**WHAT IS NEEDED**
Your answer must be every line of the data that contains "JSON".

**GIVEN RECORDS**
=== Begin Enclosure ===

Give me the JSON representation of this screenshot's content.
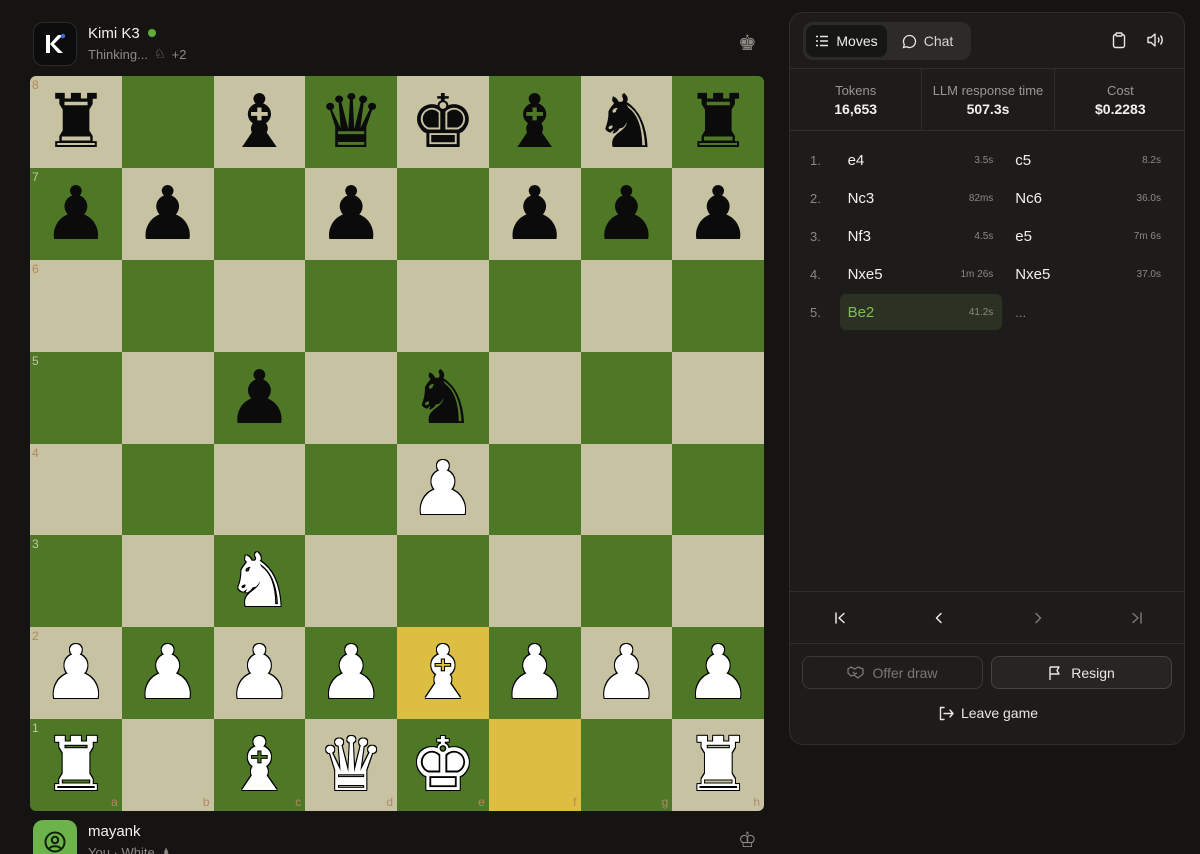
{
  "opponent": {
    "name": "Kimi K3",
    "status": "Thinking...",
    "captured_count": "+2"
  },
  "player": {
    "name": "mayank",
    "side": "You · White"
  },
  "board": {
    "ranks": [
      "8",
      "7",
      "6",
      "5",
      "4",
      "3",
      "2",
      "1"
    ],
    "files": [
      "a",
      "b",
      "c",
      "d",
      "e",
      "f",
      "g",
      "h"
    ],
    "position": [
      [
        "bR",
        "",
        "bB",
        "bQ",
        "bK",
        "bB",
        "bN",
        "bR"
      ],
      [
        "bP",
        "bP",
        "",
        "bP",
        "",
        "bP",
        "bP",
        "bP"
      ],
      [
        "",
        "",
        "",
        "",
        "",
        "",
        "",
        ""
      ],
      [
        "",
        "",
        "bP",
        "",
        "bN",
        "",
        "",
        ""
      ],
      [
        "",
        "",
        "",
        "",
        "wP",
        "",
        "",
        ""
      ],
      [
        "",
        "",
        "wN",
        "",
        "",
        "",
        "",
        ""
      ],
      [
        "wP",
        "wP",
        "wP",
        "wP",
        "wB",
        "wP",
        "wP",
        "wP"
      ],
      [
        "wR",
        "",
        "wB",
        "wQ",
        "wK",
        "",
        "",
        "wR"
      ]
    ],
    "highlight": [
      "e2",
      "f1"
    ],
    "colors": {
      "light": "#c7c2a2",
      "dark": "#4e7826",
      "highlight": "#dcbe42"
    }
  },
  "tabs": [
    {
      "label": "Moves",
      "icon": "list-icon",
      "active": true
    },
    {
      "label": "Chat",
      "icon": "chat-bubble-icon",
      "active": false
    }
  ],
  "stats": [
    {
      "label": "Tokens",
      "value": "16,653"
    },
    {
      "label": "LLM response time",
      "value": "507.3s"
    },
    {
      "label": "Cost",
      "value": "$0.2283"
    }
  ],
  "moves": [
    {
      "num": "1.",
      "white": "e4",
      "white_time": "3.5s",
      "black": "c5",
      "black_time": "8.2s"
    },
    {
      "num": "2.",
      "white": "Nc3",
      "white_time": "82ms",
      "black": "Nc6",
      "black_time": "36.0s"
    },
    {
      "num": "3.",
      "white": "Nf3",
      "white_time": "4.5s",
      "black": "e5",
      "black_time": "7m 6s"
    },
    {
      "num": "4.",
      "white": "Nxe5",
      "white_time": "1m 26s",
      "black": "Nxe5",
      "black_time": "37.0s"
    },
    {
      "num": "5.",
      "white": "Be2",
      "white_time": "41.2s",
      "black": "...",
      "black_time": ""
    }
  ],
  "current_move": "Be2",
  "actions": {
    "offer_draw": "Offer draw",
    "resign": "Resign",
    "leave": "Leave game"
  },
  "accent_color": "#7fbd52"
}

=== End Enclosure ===
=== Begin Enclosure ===

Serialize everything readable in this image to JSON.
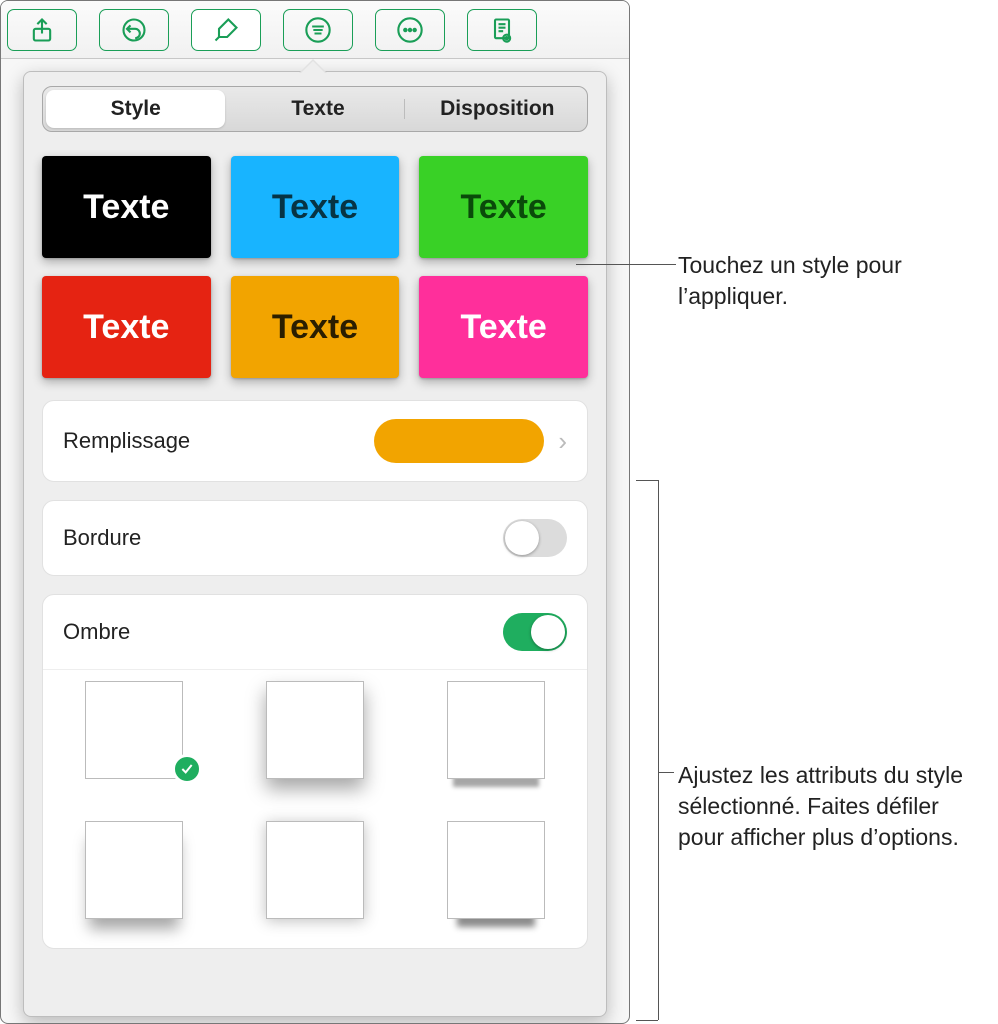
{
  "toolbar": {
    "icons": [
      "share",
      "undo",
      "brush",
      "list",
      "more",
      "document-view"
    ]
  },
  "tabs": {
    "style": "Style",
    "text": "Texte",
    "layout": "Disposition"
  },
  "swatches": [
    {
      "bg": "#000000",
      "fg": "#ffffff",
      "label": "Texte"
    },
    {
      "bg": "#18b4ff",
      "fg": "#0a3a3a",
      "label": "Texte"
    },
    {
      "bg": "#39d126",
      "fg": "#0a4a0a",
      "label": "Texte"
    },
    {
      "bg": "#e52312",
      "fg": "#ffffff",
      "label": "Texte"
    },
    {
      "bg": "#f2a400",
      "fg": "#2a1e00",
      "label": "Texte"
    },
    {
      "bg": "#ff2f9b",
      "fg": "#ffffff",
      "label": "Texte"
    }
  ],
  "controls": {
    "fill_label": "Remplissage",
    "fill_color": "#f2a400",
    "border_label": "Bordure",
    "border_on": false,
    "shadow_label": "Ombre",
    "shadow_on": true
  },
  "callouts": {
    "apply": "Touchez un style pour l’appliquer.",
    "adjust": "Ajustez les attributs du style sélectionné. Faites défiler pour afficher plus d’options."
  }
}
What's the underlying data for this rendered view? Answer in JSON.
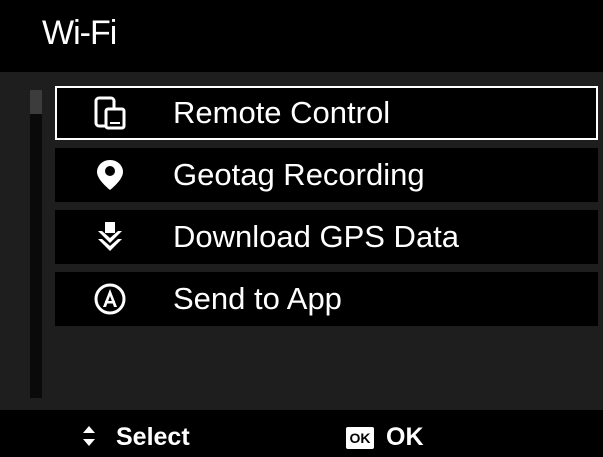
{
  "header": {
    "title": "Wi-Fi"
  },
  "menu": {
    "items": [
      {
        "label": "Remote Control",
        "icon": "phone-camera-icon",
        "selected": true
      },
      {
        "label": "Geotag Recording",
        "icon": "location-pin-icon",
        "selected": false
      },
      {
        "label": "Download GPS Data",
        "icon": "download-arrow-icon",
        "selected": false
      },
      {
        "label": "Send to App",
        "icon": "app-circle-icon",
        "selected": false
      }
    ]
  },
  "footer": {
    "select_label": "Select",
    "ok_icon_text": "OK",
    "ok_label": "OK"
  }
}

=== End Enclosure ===
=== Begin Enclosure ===

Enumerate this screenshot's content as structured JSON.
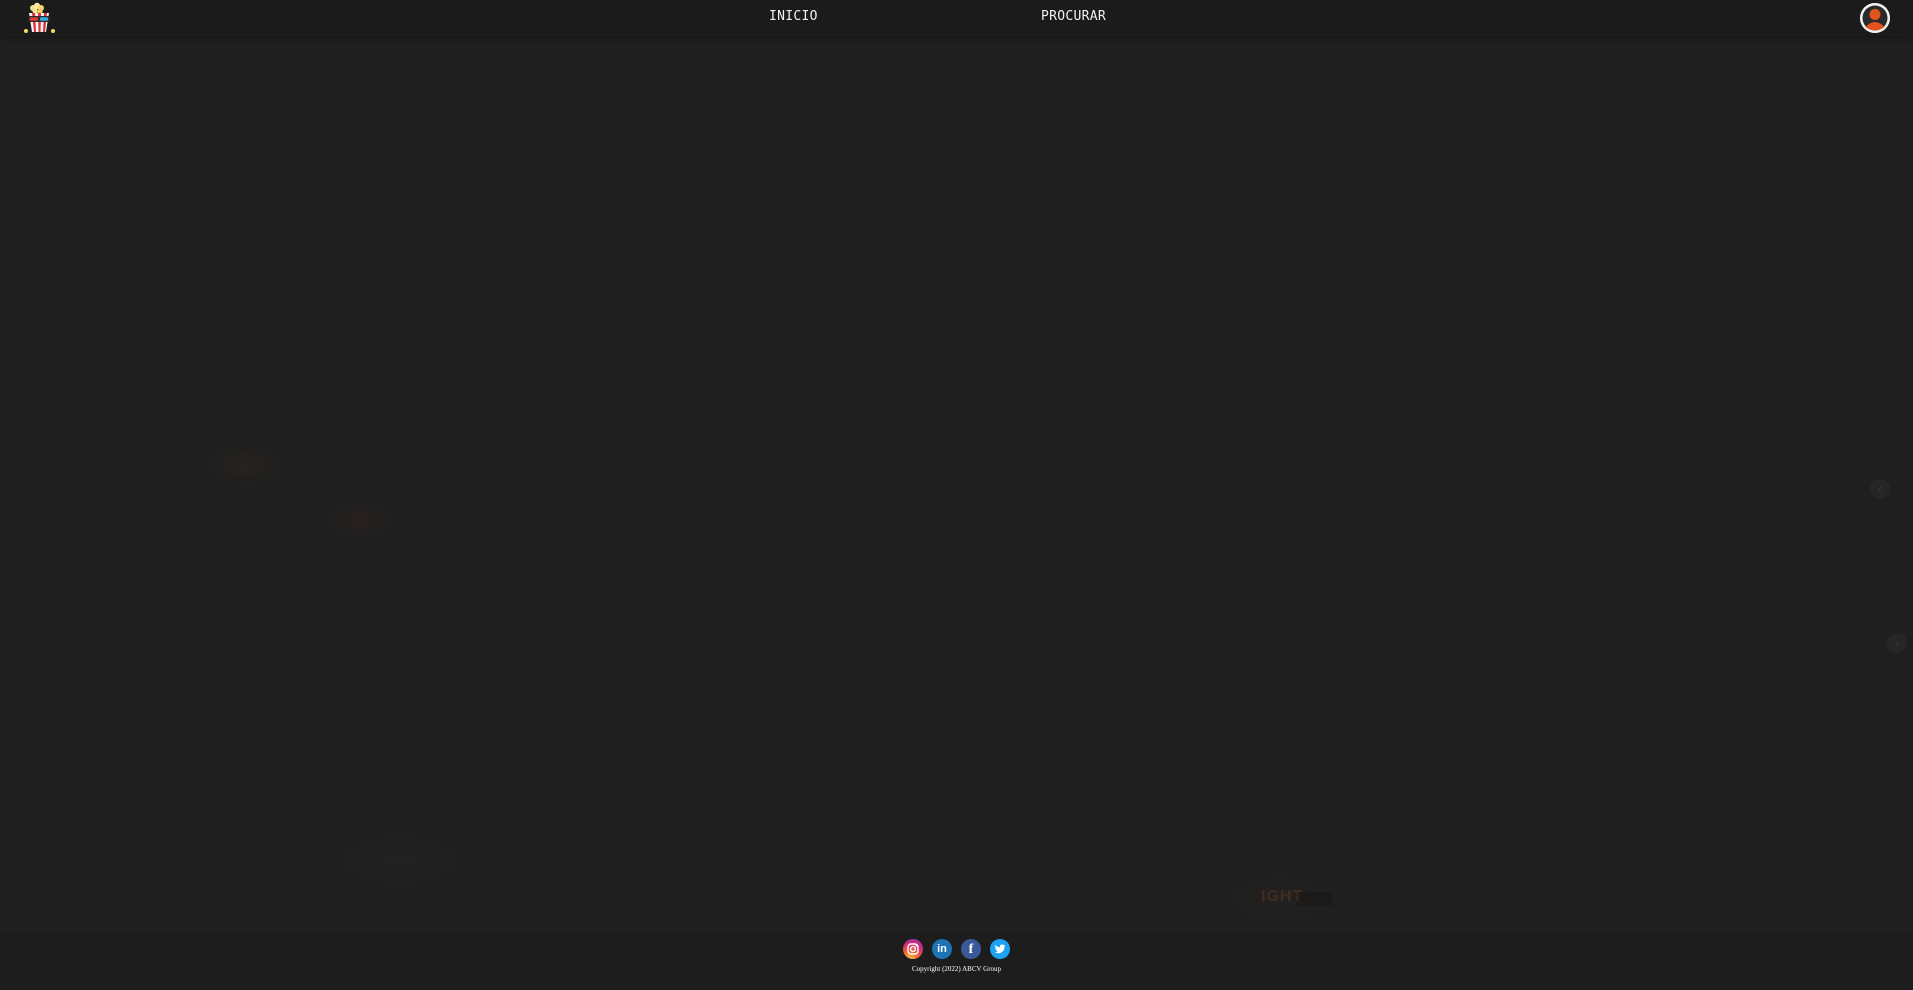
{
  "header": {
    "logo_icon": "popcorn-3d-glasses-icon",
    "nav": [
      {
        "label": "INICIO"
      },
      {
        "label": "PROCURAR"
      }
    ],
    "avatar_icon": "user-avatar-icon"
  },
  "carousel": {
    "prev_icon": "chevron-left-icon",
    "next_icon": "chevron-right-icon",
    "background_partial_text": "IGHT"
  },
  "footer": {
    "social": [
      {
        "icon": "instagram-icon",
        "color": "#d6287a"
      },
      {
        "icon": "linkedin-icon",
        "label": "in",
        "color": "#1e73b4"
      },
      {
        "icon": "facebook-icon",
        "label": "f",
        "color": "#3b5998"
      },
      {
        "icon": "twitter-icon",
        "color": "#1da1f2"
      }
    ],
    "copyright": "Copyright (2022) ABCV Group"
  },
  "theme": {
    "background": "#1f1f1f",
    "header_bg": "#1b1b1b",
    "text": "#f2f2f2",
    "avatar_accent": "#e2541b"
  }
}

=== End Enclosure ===

**RESPONSE AREA**
Give me the JSON representation of this screenshot's content.
Serialize everything readable in this image to JSON.
What's the underlying data for this rendered view? Answer in JSON.
Enumerate this screenshot's content as structured JSON.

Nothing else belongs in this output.